The artificial changes to Louisiana Swamp resulted in a lack of floodplain connectivity, homogenization of habitat, and a loss of native species. The Louisiana Swamp is just one piece of important habitat that has been lost along the Lower Columbia River’s system of freshwater tidal floodplains as a result of diking, filling, and installation of flood control structures. Managers estimate that around 70% of natural scrub-shrub habitat in the area has been lost since the early to mid 1900s mainly to clear the way for agriculture. When the land manager, Rick Stonex, approached the SWCD for help with the property, the agency saw an opportunity to restore a crucial piece of habitat back to a natural and ecologically productive state. k The Louisiana Swamp project presented a great opportunity for conservation agencies to partner together to achieve a common goal. The LCRWC submitted an application for funds to the Lower Columbia River Estuary Partnership in February 2013. Funding for the project came from LCEP and an OWEB grant. LCRWC contributed labor and GreenWood Resources Inc. contributed some of the materials for the large wood placement and also agreed to perform future monitoring of the site.

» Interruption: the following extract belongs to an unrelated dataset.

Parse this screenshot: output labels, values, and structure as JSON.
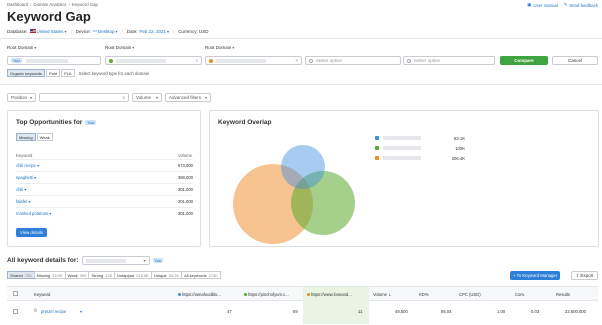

US Fish and Wildlife handled all federal permitting for the project and the Oregon Department of Fish and Wildlife performed fish salvage.

In addition to the predicted ecological benefits of this project, there were economic advantages for the local community as well. The project was designed by Lower Columbia Engineering and implemented by a local construction company, Kynsi Construction. All of the large wood purchased for use in restoring in-stream habitat came from Columbia County and all of the native plants were purchased in Vancouver.

The restoration plan included the elimination of the two failing tidal gates that disconnected 35 acres of the property from the other 10 as well as from Westport Slough and prevented fish passage. The plan also called for the restoration of Tandy Creek to its original state, reconnection of floodplains, creation of off-channel habitat, improvement of in-stream habitat with large wood placements, and restoration of the native plant community. Agency workers believed that all of these actions would result in improved rearing and refuge habitat for juvenile salmon as well as quality habitat for many other wildlife species including waterfowl, neotropical and songbirds, beavers, reptiles, amphibians, and deer.

The project was completed in the summer of 2013 with the exception of the planting phase. Managers state that there are approximately 30,000 trees as well as an abundance of herbaceous plants that still need to be planted. With the natural hydrology of the site restored, faulty tidal gates removed, and landowners who are committed to the project’s future success, Louisiana Swamp is expected to become a sanctuary for many wildlife species struggling to survive in a landscape dominated by human manipulation.

For a visual tour, click here to view the project photos